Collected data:
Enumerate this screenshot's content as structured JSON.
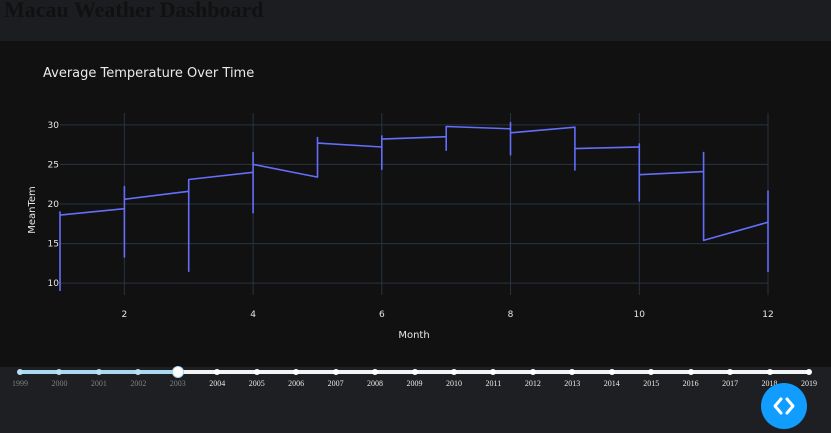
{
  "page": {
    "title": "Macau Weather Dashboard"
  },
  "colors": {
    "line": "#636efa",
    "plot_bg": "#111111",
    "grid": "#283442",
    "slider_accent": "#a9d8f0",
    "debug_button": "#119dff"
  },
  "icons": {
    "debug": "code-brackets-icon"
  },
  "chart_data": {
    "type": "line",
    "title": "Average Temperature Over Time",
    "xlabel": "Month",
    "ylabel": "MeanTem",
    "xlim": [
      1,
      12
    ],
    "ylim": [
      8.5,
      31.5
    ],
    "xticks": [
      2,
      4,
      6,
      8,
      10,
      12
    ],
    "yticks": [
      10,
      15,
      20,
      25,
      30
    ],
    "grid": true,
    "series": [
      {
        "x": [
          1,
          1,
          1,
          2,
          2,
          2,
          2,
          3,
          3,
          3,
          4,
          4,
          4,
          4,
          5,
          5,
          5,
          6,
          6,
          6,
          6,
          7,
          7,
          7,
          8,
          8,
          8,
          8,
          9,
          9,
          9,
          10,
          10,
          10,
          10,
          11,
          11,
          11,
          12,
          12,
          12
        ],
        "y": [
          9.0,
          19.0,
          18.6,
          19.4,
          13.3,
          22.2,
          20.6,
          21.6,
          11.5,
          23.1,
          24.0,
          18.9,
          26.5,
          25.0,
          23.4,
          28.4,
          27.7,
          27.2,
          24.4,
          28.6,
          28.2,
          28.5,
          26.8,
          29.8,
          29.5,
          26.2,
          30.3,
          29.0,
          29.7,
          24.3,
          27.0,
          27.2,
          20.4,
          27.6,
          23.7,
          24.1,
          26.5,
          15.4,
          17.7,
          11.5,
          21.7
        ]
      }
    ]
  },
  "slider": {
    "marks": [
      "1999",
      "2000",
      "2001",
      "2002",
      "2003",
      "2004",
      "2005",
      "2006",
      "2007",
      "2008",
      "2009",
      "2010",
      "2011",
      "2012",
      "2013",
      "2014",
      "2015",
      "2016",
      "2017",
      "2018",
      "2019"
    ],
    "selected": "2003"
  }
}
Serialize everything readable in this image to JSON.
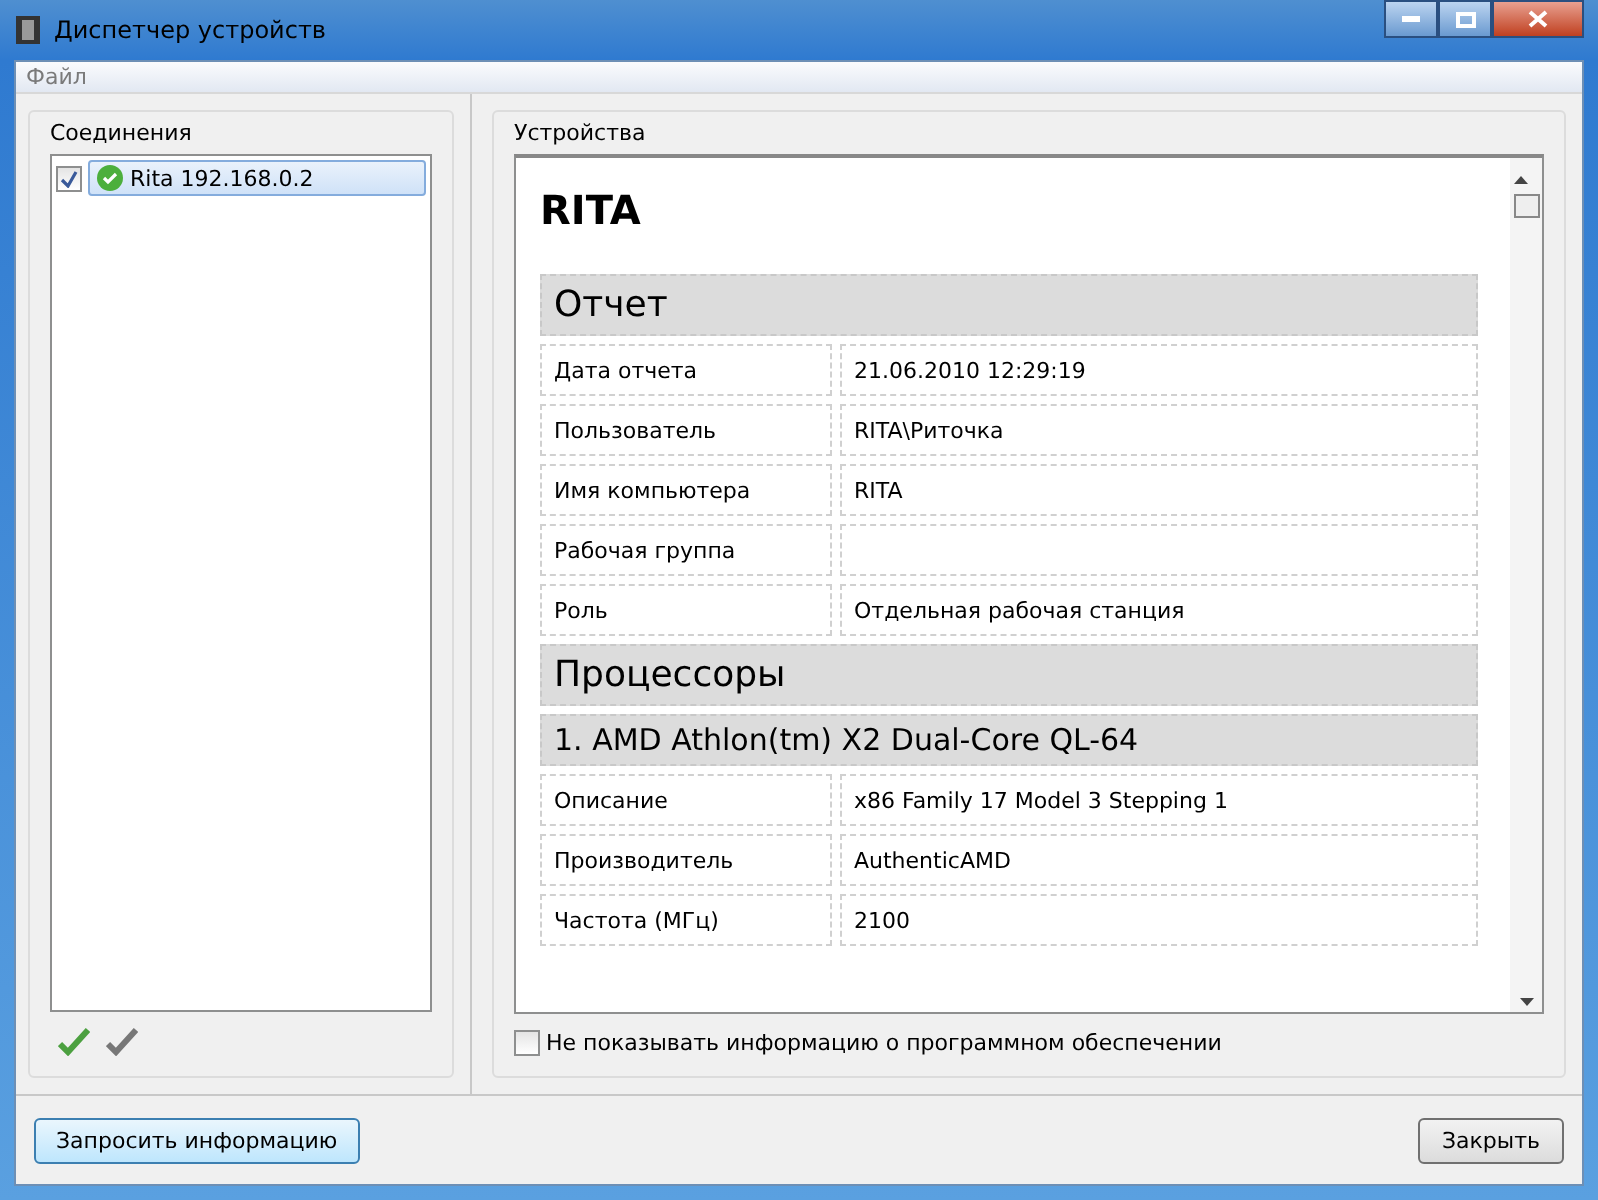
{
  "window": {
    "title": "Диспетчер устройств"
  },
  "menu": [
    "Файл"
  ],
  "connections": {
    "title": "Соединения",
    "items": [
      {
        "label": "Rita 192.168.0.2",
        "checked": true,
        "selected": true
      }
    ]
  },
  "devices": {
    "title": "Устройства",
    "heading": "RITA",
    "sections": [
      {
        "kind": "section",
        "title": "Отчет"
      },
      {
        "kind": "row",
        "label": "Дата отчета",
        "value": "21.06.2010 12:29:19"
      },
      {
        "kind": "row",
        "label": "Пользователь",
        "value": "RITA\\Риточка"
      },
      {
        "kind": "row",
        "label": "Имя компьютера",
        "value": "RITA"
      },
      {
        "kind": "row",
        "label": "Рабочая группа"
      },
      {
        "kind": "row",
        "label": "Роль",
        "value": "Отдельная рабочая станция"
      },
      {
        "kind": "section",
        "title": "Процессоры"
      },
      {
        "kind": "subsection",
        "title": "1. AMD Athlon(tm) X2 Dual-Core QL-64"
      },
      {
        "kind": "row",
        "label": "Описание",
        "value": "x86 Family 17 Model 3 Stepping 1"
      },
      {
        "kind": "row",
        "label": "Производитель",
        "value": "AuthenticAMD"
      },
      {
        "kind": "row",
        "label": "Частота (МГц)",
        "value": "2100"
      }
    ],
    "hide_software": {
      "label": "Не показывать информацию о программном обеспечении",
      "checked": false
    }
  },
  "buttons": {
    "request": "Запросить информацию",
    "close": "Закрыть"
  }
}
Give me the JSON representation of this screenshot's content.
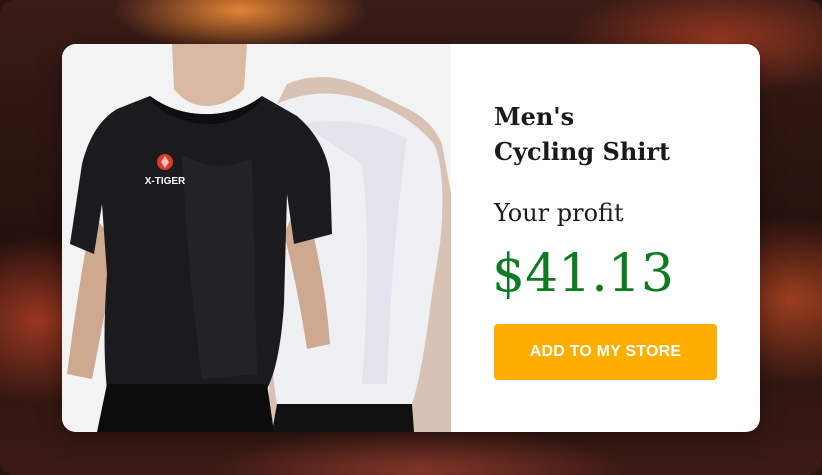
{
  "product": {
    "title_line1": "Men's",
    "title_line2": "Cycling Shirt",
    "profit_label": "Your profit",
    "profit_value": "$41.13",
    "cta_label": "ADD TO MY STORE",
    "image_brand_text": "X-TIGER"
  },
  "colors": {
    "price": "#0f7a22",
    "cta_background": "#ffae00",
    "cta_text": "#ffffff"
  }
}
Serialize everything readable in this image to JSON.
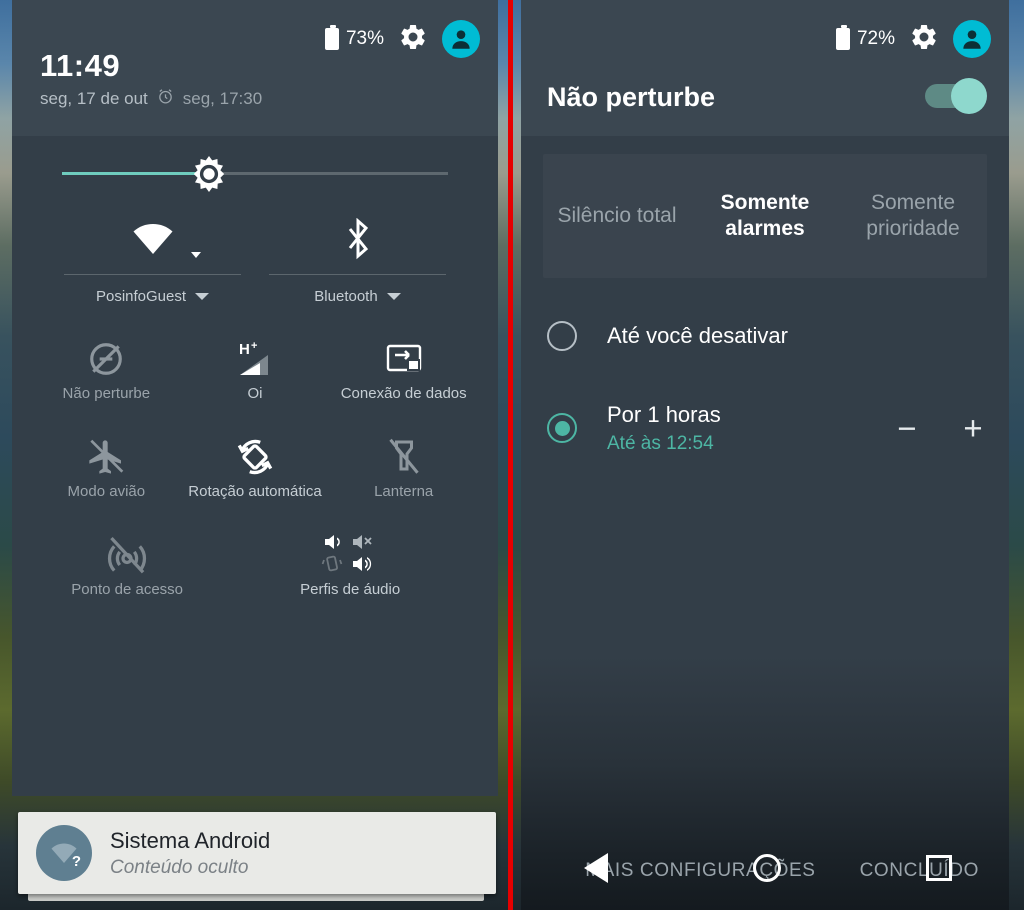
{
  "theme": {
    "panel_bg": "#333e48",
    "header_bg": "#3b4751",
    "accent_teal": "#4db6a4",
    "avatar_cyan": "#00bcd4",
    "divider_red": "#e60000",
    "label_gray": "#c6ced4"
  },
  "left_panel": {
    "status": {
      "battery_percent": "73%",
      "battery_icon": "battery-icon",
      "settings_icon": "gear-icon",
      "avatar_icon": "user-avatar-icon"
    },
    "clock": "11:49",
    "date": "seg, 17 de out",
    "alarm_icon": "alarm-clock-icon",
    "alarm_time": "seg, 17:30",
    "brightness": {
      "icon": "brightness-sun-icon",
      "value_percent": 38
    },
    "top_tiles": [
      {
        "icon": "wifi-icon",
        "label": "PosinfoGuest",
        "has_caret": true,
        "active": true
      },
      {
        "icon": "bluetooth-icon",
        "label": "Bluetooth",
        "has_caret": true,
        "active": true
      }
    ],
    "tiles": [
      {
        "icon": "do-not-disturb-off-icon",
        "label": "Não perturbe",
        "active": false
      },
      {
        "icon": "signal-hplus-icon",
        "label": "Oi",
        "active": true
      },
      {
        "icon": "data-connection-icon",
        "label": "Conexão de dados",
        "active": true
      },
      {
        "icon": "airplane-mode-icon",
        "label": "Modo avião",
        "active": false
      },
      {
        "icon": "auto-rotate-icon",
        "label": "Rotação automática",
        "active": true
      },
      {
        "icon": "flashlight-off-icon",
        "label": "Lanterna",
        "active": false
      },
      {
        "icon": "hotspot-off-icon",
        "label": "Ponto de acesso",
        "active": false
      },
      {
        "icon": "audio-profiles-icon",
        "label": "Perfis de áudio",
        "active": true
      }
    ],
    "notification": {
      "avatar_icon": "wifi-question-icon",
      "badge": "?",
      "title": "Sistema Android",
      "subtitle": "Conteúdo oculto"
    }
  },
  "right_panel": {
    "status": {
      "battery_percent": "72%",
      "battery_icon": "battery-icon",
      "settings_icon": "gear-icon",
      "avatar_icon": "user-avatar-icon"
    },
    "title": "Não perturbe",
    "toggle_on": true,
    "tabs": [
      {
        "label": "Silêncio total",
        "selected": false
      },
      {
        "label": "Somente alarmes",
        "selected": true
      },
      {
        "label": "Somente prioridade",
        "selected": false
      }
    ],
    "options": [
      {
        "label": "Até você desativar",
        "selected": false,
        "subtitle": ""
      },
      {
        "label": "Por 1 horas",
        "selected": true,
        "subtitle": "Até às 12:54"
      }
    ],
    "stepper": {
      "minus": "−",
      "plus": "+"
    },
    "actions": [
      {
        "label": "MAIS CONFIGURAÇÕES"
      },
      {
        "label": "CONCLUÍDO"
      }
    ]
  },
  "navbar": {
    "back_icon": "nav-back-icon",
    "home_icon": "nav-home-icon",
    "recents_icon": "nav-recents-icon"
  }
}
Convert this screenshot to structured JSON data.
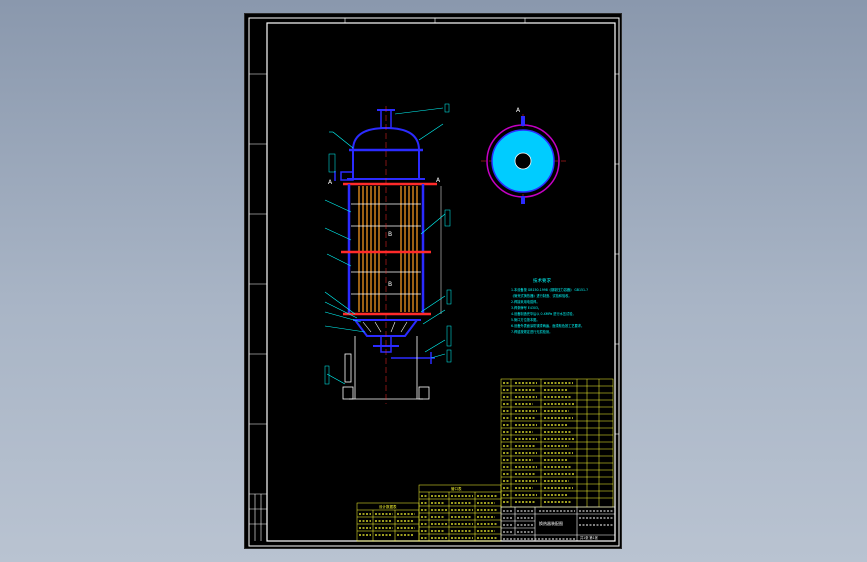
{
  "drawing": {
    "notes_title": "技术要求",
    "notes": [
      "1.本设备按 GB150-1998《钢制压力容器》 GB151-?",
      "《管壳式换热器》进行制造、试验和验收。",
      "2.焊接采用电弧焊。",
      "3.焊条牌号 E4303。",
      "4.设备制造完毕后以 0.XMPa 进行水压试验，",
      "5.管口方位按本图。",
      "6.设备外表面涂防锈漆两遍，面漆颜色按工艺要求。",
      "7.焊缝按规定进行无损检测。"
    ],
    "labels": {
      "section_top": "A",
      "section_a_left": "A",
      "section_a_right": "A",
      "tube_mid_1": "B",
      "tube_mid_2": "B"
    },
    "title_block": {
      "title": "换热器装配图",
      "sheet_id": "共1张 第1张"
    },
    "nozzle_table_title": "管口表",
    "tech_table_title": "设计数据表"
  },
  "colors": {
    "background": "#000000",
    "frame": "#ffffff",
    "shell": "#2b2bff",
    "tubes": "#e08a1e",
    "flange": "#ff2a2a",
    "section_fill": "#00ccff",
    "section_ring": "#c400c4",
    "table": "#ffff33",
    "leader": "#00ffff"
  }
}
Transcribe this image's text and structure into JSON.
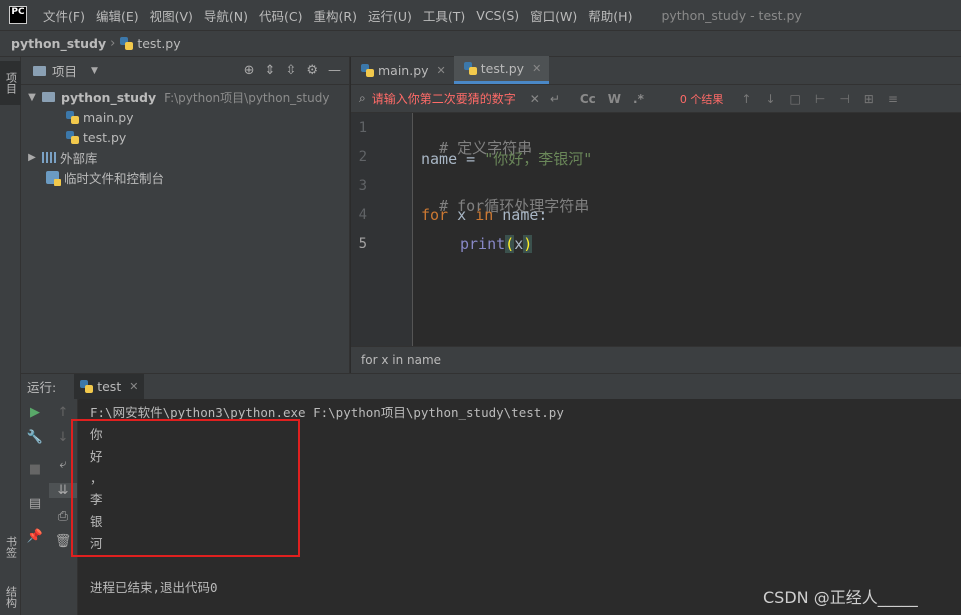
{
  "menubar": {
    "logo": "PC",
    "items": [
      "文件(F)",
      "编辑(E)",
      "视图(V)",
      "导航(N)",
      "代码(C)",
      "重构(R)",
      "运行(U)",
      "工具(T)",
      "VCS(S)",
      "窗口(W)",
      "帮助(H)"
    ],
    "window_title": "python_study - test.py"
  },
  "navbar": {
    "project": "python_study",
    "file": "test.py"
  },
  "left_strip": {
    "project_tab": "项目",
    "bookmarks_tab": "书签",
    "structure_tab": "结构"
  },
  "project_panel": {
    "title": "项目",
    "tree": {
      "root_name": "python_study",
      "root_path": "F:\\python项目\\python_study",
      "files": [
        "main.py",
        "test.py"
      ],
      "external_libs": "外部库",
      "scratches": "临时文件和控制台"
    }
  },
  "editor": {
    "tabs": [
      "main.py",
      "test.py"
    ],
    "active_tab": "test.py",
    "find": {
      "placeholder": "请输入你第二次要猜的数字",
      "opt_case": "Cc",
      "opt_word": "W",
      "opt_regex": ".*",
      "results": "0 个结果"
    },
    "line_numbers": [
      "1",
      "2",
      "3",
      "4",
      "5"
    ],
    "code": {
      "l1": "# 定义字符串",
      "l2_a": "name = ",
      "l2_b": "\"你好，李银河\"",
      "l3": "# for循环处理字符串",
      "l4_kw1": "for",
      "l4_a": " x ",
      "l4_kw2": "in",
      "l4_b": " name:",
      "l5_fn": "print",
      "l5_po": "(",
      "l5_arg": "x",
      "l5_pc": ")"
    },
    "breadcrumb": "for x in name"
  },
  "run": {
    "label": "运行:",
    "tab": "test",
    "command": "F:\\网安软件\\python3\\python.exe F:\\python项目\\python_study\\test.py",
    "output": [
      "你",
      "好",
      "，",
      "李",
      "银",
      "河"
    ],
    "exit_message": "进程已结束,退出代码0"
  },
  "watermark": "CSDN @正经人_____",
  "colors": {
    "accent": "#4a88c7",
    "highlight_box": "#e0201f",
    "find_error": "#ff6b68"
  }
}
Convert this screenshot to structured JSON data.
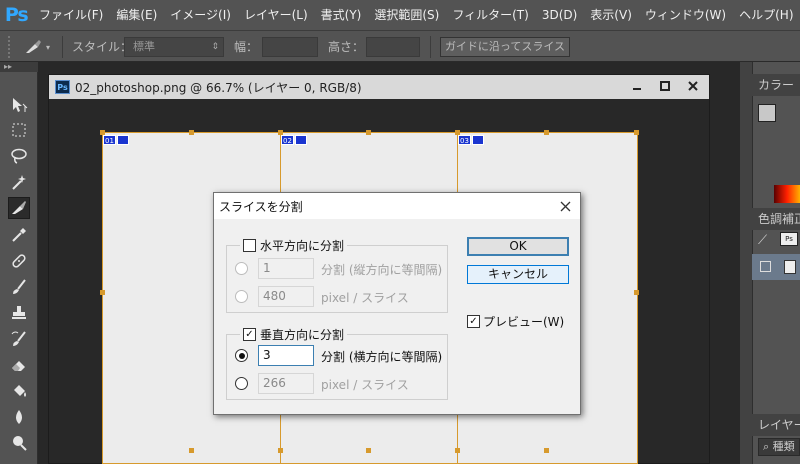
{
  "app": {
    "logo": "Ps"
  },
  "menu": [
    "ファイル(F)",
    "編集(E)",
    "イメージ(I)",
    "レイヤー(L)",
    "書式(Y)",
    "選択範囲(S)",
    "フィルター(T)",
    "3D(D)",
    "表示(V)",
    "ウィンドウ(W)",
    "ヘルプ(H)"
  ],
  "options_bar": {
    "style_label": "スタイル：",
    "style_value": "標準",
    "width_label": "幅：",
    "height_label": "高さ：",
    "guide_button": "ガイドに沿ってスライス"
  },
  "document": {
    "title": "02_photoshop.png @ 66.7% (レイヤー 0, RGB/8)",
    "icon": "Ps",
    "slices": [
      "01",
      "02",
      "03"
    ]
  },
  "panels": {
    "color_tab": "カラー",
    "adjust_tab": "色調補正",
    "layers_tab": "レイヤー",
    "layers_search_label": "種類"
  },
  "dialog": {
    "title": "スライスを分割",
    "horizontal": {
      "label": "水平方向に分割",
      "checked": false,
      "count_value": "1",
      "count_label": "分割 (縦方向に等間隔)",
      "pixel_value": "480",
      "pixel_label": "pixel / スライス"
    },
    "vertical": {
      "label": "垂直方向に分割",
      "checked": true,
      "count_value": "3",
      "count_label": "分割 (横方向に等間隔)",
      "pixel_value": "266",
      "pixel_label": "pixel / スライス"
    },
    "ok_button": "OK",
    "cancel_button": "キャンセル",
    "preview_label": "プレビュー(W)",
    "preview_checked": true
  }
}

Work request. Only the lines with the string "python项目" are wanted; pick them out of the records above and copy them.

Solution.
      "root_path": "F:\\python项目\\python_study",
    "command": "F:\\网安软件\\python3\\python.exe F:\\python项目\\python_study\\test.py",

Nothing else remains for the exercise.